LOUISVILLE, Ky. — Neighbors in the Saint Joseph neighborhood noticed flyers taped to their door over the weekend encouraging misinformation about COVID-19 and the vaccine.
Chris Jones said he saw a woman on his security camera taping what looked like a business card to his home. The card had a QR code that took people to a website focused on why people should not take COVID vaccines.
"It was very surprising to see something like that in our neighborhood," Jones said. "It also made me worried and concerned that people are not taking the coronavirus seriously."
When Jones posted information about the flyer on social media, he received multiple comments about flyers taped to other neighbors' homes.
The site linked to those flyers shares inaccurate information about COVID vaccines' efficacy and safety. Doctors and nurses with UofL Health and Norton Healthcare said people need to identify misinformation and understand the truth.
"These vaccines are safe and effective, and again they have results with clinical trials that they've used and have well over 30,000 participants," said Dr. Mark Burns, assistant professor at UofL Department of Medicine's Division of Infectious Diseases.
Some of the claims included a long list of side effects and illnesses as a result of the vaccine, something nurse Jill Howard says is inaccurate.
"In the entire time that I've been doing this, I'm not hearing about patients that are experiencing side effects or these one-offs that you might have heard," Howard said.

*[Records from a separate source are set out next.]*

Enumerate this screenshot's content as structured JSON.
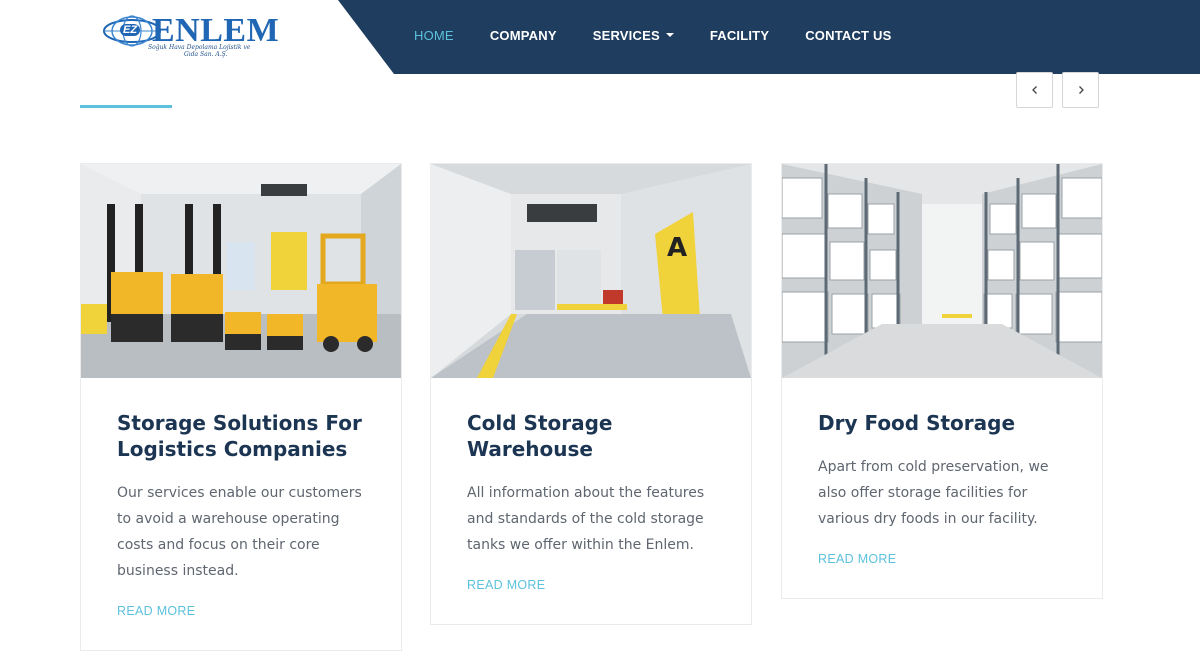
{
  "brand": {
    "name": "ENLEM",
    "badge": "EZ",
    "subtitle_line1": "Soğuk Hava Depolama Lojistik ve",
    "subtitle_line2": "Gıda San. A.Ş."
  },
  "nav": {
    "items": [
      {
        "label": "HOME",
        "active": true
      },
      {
        "label": "COMPANY",
        "active": false
      },
      {
        "label": "SERVICES",
        "active": false,
        "dropdown": true
      },
      {
        "label": "FACILITY",
        "active": false
      },
      {
        "label": "CONTACT US",
        "active": false
      }
    ]
  },
  "slider": {
    "prev_icon": "chevron-left-icon",
    "next_icon": "chevron-right-icon"
  },
  "cards": [
    {
      "title": "Storage Solutions For Logistics Companies",
      "text": "Our services enable our customers to avoid a warehouse operating costs and focus on their core business instead.",
      "link": "READ MORE",
      "image": "forklifts-in-cold-room"
    },
    {
      "title": "Cold Storage Warehouse",
      "text": "All information about the features and standards of the cold storage tanks we offer within the Enlem.",
      "link": "READ MORE",
      "image": "cold-storage-door-a"
    },
    {
      "title": "Dry Food Storage",
      "text": "Apart from cold preservation, we also offer storage facilities for various dry foods in our facility.",
      "link": "READ MORE",
      "image": "pallet-racks-aisle"
    }
  ],
  "colors": {
    "nav_bg": "#1f3d5e",
    "accent": "#5cc1dc",
    "title": "#1c3553",
    "forklift_yellow": "#f2b728"
  }
}
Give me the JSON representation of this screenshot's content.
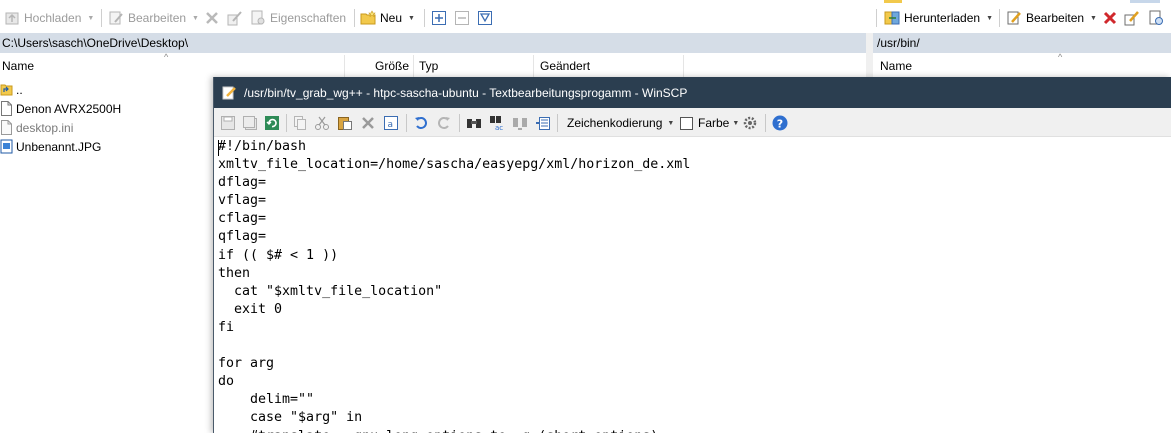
{
  "toolbar": {
    "upload_label": "Hochladen",
    "edit_label": "Bearbeiten",
    "properties_label": "Eigenschaften",
    "new_label": "Neu",
    "download_label": "Herunterladen",
    "edit_right_label": "Bearbeiten"
  },
  "left_panel": {
    "path": "C:\\Users\\sasch\\OneDrive\\Desktop\\",
    "columns": {
      "name": "Name",
      "size": "Größe",
      "type": "Typ",
      "changed": "Geändert"
    },
    "files": [
      {
        "name": "..",
        "icon": "parent-dir-icon"
      },
      {
        "name": "Denon AVRX2500H",
        "icon": "file-icon"
      },
      {
        "name": "desktop.ini",
        "icon": "file-icon",
        "grey": true
      },
      {
        "name": "Unbenannt.JPG",
        "icon": "image-file-icon"
      }
    ]
  },
  "right_panel": {
    "path": "/usr/bin/",
    "columns": {
      "name": "Name"
    }
  },
  "editor": {
    "title": "/usr/bin/tv_grab_wg++ - htpc-sascha-ubuntu - Textbearbeitungsprogamm - WinSCP",
    "encoding_label": "Zeichenkodierung",
    "color_label": "Farbe",
    "code_lines": [
      "#!/bin/bash",
      "xmltv_file_location=/home/sascha/easyepg/xml/horizon_de.xml",
      "dflag=",
      "vflag=",
      "cflag=",
      "qflag=",
      "if (( $# < 1 ))",
      "then",
      "  cat \"$xmltv_file_location\"",
      "  exit 0",
      "fi",
      "",
      "for arg",
      "do",
      "    delim=\"\"",
      "    case \"$arg\" in",
      "    #translate --gnu-long-options to -g (short options)"
    ]
  },
  "colors": {
    "path_bar": "#d5dde7",
    "editor_title_bar": "#2b3e50",
    "editor_title_text": "#ffffff",
    "delete_red": "#d0282c",
    "help_blue": "#2f6fcf"
  }
}
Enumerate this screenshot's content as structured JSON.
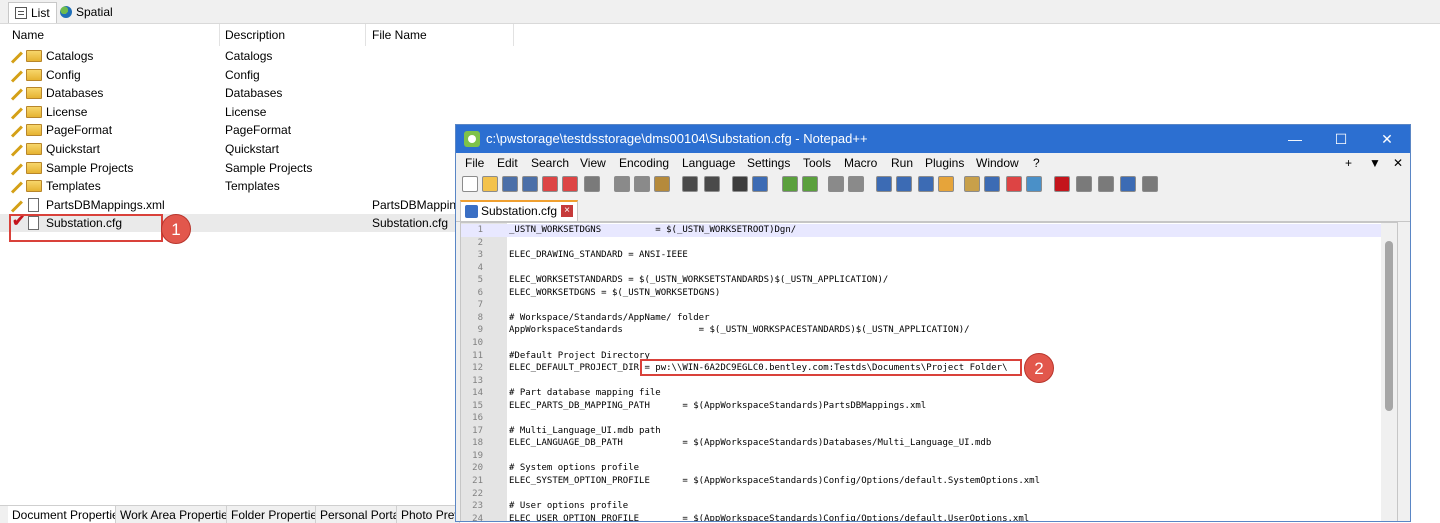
{
  "explorer": {
    "tabs": [
      {
        "label": "List",
        "icon": "list-icon"
      },
      {
        "label": "Spatial",
        "icon": "globe-icon"
      }
    ],
    "columns": [
      "Name",
      "Description",
      "File Name"
    ],
    "rows": [
      {
        "name": "Catalogs",
        "description": "Catalogs",
        "file_name": "",
        "kind": "folder"
      },
      {
        "name": "Config",
        "description": "Config",
        "file_name": "",
        "kind": "folder"
      },
      {
        "name": "Databases",
        "description": "Databases",
        "file_name": "",
        "kind": "folder"
      },
      {
        "name": "License",
        "description": "License",
        "file_name": "",
        "kind": "folder"
      },
      {
        "name": "PageFormat",
        "description": "PageFormat",
        "file_name": "",
        "kind": "folder"
      },
      {
        "name": "Quickstart",
        "description": "Quickstart",
        "file_name": "",
        "kind": "folder"
      },
      {
        "name": "Sample Projects",
        "description": "Sample Projects",
        "file_name": "",
        "kind": "folder"
      },
      {
        "name": "Templates",
        "description": "Templates",
        "file_name": "",
        "kind": "folder"
      },
      {
        "name": "PartsDBMappings.xml",
        "description": "",
        "file_name": "PartsDBMappings.xml",
        "kind": "file"
      },
      {
        "name": "Substation.cfg",
        "description": "",
        "file_name": "Substation.cfg",
        "kind": "file-checked"
      }
    ],
    "bottom_tabs": [
      "Document Properties",
      "Work Area Properties",
      "Folder Properties",
      "Personal Portal",
      "Photo Previ"
    ]
  },
  "callouts": [
    "1",
    "2"
  ],
  "notepad": {
    "title": "c:\\pwstorage\\testdsstorage\\dms00104\\Substation.cfg - Notepad++",
    "window_buttons": {
      "minimize": "—",
      "maximize": "☐",
      "close": "✕"
    },
    "menu": [
      "File",
      "Edit",
      "Search",
      "View",
      "Encoding",
      "Language",
      "Settings",
      "Tools",
      "Macro",
      "Run",
      "Plugins",
      "Window",
      "?"
    ],
    "menu_right": [
      "+",
      "▼",
      "✕"
    ],
    "file_tab": "Substation.cfg",
    "lines": [
      {
        "n": "1",
        "text": "_USTN_WORKSETDGNS          = $(_USTN_WORKSETROOT)Dgn/"
      },
      {
        "n": "2",
        "text": ""
      },
      {
        "n": "3",
        "text": "ELEC_DRAWING_STANDARD = ANSI-IEEE"
      },
      {
        "n": "4",
        "text": ""
      },
      {
        "n": "5",
        "text": "ELEC_WORKSETSTANDARDS = $(_USTN_WORKSETSTANDARDS)$(_USTN_APPLICATION)/"
      },
      {
        "n": "6",
        "text": "ELEC_WORKSETDGNS = $(_USTN_WORKSETDGNS)"
      },
      {
        "n": "7",
        "text": ""
      },
      {
        "n": "8",
        "text": "# Workspace/Standards/AppName/ folder"
      },
      {
        "n": "9",
        "text": "AppWorkspaceStandards              = $(_USTN_WORKSPACESTANDARDS)$(_USTN_APPLICATION)/"
      },
      {
        "n": "10",
        "text": ""
      },
      {
        "n": "11",
        "text": "#Default Project Directory"
      },
      {
        "n": "12",
        "text": "ELEC_DEFAULT_PROJECT_DIR = pw:\\\\WIN-6A2DC9EGLC0.bentley.com:Testds\\Documents\\Project Folder\\"
      },
      {
        "n": "13",
        "text": ""
      },
      {
        "n": "14",
        "text": "# Part database mapping file"
      },
      {
        "n": "15",
        "text": "ELEC_PARTS_DB_MAPPING_PATH      = $(AppWorkspaceStandards)PartsDBMappings.xml"
      },
      {
        "n": "16",
        "text": ""
      },
      {
        "n": "17",
        "text": "# Multi_Language_UI.mdb path"
      },
      {
        "n": "18",
        "text": "ELEC_LANGUAGE_DB_PATH           = $(AppWorkspaceStandards)Databases/Multi_Language_UI.mdb"
      },
      {
        "n": "19",
        "text": ""
      },
      {
        "n": "20",
        "text": "# System options profile"
      },
      {
        "n": "21",
        "text": "ELEC_SYSTEM_OPTION_PROFILE      = $(AppWorkspaceStandards)Config/Options/default.SystemOptions.xml"
      },
      {
        "n": "22",
        "text": ""
      },
      {
        "n": "23",
        "text": "# User options profile"
      },
      {
        "n": "24",
        "text": "ELEC_USER_OPTION_PROFILE        = $(AppWorkspaceStandards)Config/Options/default.UserOptions.xml"
      }
    ]
  },
  "colors": {
    "titlebar": "#2c6fd1",
    "callout": "#e2574c",
    "callout_border": "#d9413a"
  }
}
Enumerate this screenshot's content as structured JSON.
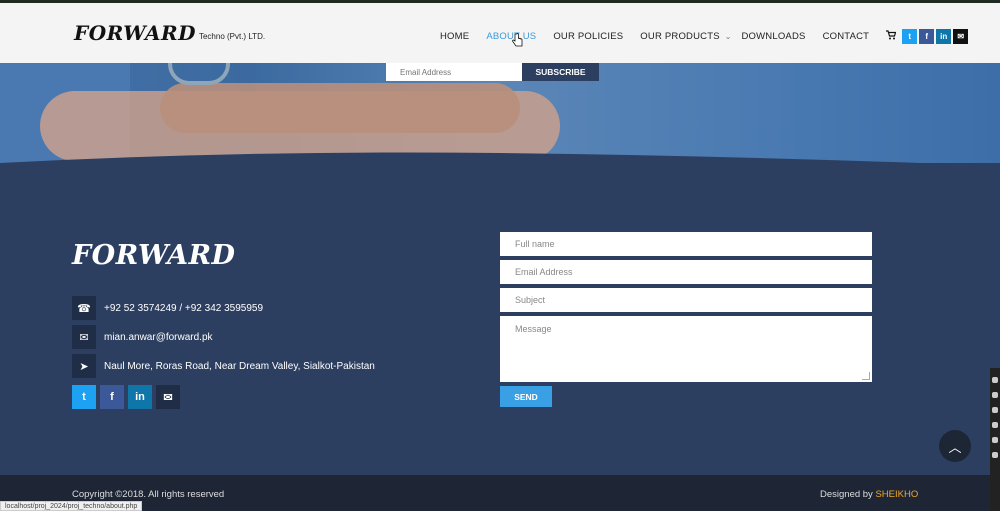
{
  "header": {
    "logo_word": "FORWARD",
    "logo_sub": "Techno (Pvt.) LTD.",
    "nav": [
      {
        "label": "HOME",
        "active": false
      },
      {
        "label": "ABOUT US",
        "active": true
      },
      {
        "label": "OUR POLICIES",
        "active": false
      },
      {
        "label": "OUR PRODUCTS",
        "active": false
      },
      {
        "label": "DOWNLOADS",
        "active": false
      },
      {
        "label": "CONTACT",
        "active": false
      }
    ],
    "icons": [
      "cart-icon",
      "twitter-icon",
      "facebook-icon",
      "linkedin-icon",
      "email-icon"
    ]
  },
  "subscribe": {
    "placeholder": "Email Address",
    "button": "SUBSCRIBE"
  },
  "footer": {
    "logo_word": "FORWARD",
    "phone": "+92 52 3574249 / +92 342 3595959",
    "email": "mian.anwar@forward.pk",
    "address": "Naul More, Roras Road, Near Dream Valley, Sialkot-Pakistan",
    "form": {
      "full_name": "Full name",
      "email": "Email Address",
      "subject": "Subject",
      "message": "Message",
      "send": "SEND"
    }
  },
  "bottom": {
    "copyright": "Copyright ©2018. All rights reserved",
    "designed_by": "Designed by ",
    "designer": "SHEIKHO"
  },
  "status_url": "localhost/proj_2024/proj_techno/about.php",
  "colors": {
    "footer_bg": "#2d3f60",
    "bottom_bg": "#1e2636",
    "accent_blue": "#3a9ad9",
    "designer_orange": "#f5a623"
  }
}
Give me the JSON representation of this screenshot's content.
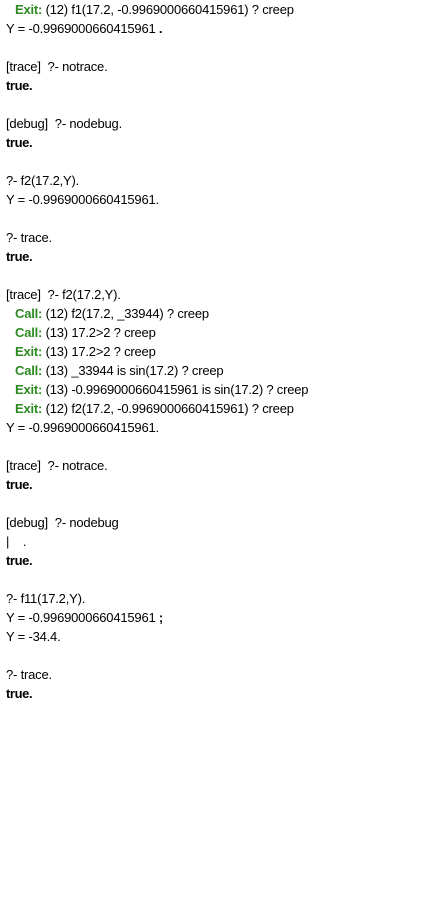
{
  "console": {
    "l01": {
      "port": "Exit:",
      "text": " (12) f1(17.2, -0.9969000660415961) ? creep"
    },
    "l02": {
      "text": "Y = -0.9969000660415961 ",
      "tail": "."
    },
    "l04": {
      "text": "[trace]  ?- notrace."
    },
    "l05": {
      "text": "true",
      "tail": "."
    },
    "l07": {
      "text": "[debug]  ?- nodebug."
    },
    "l08": {
      "text": "true",
      "tail": "."
    },
    "l10": {
      "text": "?- f2(17.2,Y)."
    },
    "l11": {
      "text": "Y = -0.9969000660415961."
    },
    "l13": {
      "text": "?- trace."
    },
    "l14": {
      "text": "true",
      "tail": "."
    },
    "l16": {
      "text": "[trace]  ?- f2(17.2,Y)."
    },
    "l17": {
      "port": "Call:",
      "text": " (12) f2(17.2, _33944) ? creep"
    },
    "l18": {
      "port": "Call:",
      "text": " (13) 17.2>2 ? creep"
    },
    "l19": {
      "port": "Exit:",
      "text": " (13) 17.2>2 ? creep"
    },
    "l20": {
      "port": "Call:",
      "text": " (13) _33944 is sin(17.2) ? creep"
    },
    "l21": {
      "port": "Exit:",
      "text": " (13) -0.9969000660415961 is sin(17.2) ? creep"
    },
    "l22": {
      "port": "Exit:",
      "text": " (12) f2(17.2, -0.9969000660415961) ? creep"
    },
    "l23": {
      "text": "Y = -0.9969000660415961."
    },
    "l25": {
      "text": "[trace]  ?- notrace."
    },
    "l26": {
      "text": "true",
      "tail": "."
    },
    "l28": {
      "text": "[debug]  ?- nodebug"
    },
    "l29": {
      "text": "|    ."
    },
    "l30": {
      "text": "true",
      "tail": "."
    },
    "l32": {
      "text": "?- f11(17.2,Y)."
    },
    "l33": {
      "text": "Y = -0.9969000660415961 ",
      "tail": ";"
    },
    "l34": {
      "text": "Y = -34.4."
    },
    "l36": {
      "text": "?- trace."
    },
    "l37": {
      "text": "true",
      "tail": "."
    }
  }
}
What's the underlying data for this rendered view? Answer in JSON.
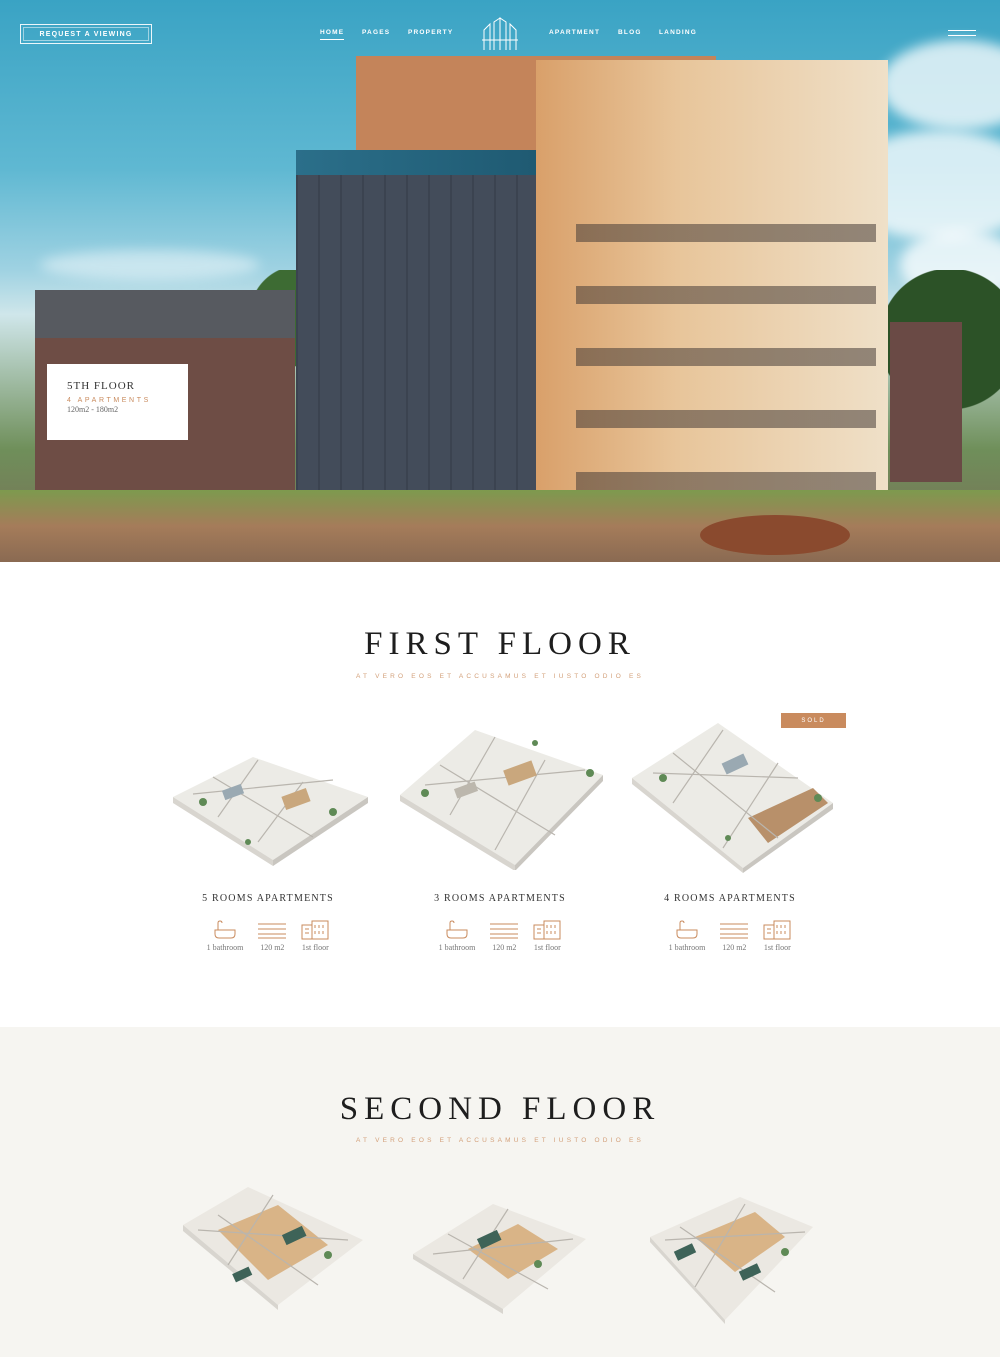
{
  "nav": {
    "cta_label": "REQUEST A VIEWING",
    "menu_items": [
      "HOME",
      "PAGES",
      "PROPERTY",
      "APARTMENT",
      "BLOG",
      "LANDING"
    ],
    "active_item": "HOME"
  },
  "hero": {
    "floor_card": {
      "title": "5TH FLOOR",
      "subtitle": "4 APARTMENTS",
      "meta": "120m2 - 180m2"
    }
  },
  "first_floor": {
    "title": "FIRST FLOOR",
    "subtitle": "AT VERO EOS ET ACCUSAMUS ET IUSTO ODIO ES",
    "apartments": [
      {
        "title": "5 ROOMS APARTMENTS",
        "bathroom": "1 bathroom",
        "area": "120 m2",
        "floor": "1st floor",
        "badge": ""
      },
      {
        "title": "3 ROOMS APARTMENTS",
        "bathroom": "1 bathroom",
        "area": "120 m2",
        "floor": "1st floor",
        "badge": ""
      },
      {
        "title": "4 ROOMS APARTMENTS",
        "bathroom": "1 bathroom",
        "area": "120 m2",
        "floor": "1st floor",
        "badge": "SOLD"
      }
    ]
  },
  "second_floor": {
    "title": "SECOND FLOOR",
    "subtitle": "AT VERO EOS ET ACCUSAMUS ET IUSTO ODIO ES"
  },
  "icons": [
    "logo-icon",
    "hamburger-icon",
    "bathtub-icon",
    "area-icon",
    "building-icon"
  ],
  "colors": {
    "accent": "#c98b5e",
    "subtitle": "#d3a07a",
    "text": "#1e1e1e",
    "section_bg": "#f6f5f1"
  }
}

Another claim? The website says the shots are not really vaccines. Dr. Joseph Flinn with Norton Medical Group broke down exactly what the vaccines are doing.
"We're actually mounting your body's response so when you are exposed to a virus, you have the antibodies in your blood to fight the virus," Flinn said. "That's exactly what this does."
Medical professionals said people who post misinformation like the ones linked on the flyers "prey on people's fear."
"Their goal is to take people that are fearful and give them misinformation, and I've seen that over the many years that I've been in medicine," Flinn said.
Burns said he encourages people to go to reputable website or sources like the CDC or their family physician for information, "not things you find in your mailbox."
As for Jones, he said he knew it was misinformation from the start and that card found it's way from his mailbox to the trash.